A ONE size fits all approach could be the key to keeping high streets and town centres alive, according to locals.
As The News launches its Love Your High Street Campaign with its sister papers across the country, traders and community members have told of the need for consumers to be able to run errands and have key facilities at arms length while shopping.
David Linington, who runs community website Emsworth Online, agrees that facilities such as banks need to be available to shoppers – three have closed in Emsworth’s town centre.
He said: 'Business owners have noticed a drop in footfall and I’d put that down to the loss of some of our key facilities like the three banks. If the doctors’ surgery does move that will affect things even more.’
Peter Hammond, of the Havant Civic Society, added: ‘People want to do a lot of things at once so the right facilities need to be in the same place.’
Havant Borough Council is part of a Hampshire-wide bid to join a government non-domestic rate trial which would see the council given the authority to retain up to 75 per cent of their business rates locally.
This means the businesses would still pay the same amount but the council could spend the money on high streets and town centres if it chooses.
Jackie Buckley, chair of the Waterlooville Events Team, said the campaign is a great idea and a key to people visiting town centres is putting on events there so those who attend return.
She said: ‘We’ve got the lights switch on on November 17 with music and a lantern procession, and a grotto in the library in December. We hope people will come back to do some shopping.’
In Gosport Liam Smith, manager at Katie’s Vinyl Bar, believes the town needs to become more varied.
He said: ‘We only really have one high street. Cities tend to have two or three different main areas but this is our only central hub.
‘If business rates were lower then that would help people to open new shops, but in the long run they need to have a sustainable business.
‘Saying that, if more varied and independent shops opened then they would fill the empty units in Gosport and more people would hopefully come shopping and therefore everyone would thrive a bit more.’
Simon Dampier, who owns Heathen Chemistry Records in Fareham, added: ‘One of the problems is the lack of information on business rates.
‘People can be put off from opening independent shops because they fear what the rates will be.
‘But in reality there is rate relief and other support and if people were more aware then this could lead to more people starting their own small businesses.’
In 2017 the government introduced the Small Business Relief scheme which meant businesses would not pay business rates on properties with rateable values of up to £12,000 – it was previously £6,000.
Havant MP Alan Mak said: ‘Small businesses are the backbone of our local economy and I am passionate about helping them thrive.
‘Next month my third Havant Small Business Awards, backed by The News, will showcase some of our best local firms from all areas of the constituency.’
Tristan Savage, from Strong Island in Portsmouth, said: ‘In many situations business rates are very reasonable for small businesses.
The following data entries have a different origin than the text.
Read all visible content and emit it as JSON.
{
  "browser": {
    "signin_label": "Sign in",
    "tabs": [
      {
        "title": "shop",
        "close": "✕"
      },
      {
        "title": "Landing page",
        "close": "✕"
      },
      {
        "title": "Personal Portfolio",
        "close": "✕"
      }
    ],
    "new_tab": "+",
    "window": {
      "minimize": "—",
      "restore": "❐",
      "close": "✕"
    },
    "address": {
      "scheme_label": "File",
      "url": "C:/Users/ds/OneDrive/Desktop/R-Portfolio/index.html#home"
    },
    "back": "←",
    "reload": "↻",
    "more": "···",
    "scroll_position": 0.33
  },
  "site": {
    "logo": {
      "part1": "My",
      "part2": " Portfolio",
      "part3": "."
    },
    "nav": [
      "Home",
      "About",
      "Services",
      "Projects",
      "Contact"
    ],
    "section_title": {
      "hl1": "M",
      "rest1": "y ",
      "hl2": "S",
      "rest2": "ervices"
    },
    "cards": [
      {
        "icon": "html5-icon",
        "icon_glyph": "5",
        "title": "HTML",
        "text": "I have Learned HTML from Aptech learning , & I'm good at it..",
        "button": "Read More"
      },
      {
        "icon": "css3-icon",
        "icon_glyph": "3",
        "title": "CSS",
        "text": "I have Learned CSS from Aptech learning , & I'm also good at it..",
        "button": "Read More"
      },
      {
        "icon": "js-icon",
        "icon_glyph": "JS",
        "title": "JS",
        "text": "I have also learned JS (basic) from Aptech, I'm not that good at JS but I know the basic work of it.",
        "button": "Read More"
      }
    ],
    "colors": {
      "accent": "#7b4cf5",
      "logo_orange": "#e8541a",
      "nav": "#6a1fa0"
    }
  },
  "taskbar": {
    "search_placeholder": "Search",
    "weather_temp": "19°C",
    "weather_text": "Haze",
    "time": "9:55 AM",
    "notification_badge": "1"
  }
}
However, they are driven up in 'popular' areas resulting in empty shops where independent retailers have had to close up.’
Car parking charges is also a factor that traders say have a significant effect on their businesses.
Melony Smith, from Marabellas Boutique in Portsmouth, commented: ‘Some car parks have ridiculous prices and don’t encourage customers to come into the independent stores.
‘The city council should introduce a Park and Ride into Commercial Road, that doesn’t just go through Gunwharf Quays.’
Fareham Borough Council leader, Councillor Sean Woodward, added: ‘Councils need to be mindful of the needs of traders when shaping car parking charging policy.
‘An attractive and vibrant town centre is an asset to any community and traders play a key role in the economy, creating employment opportunities.’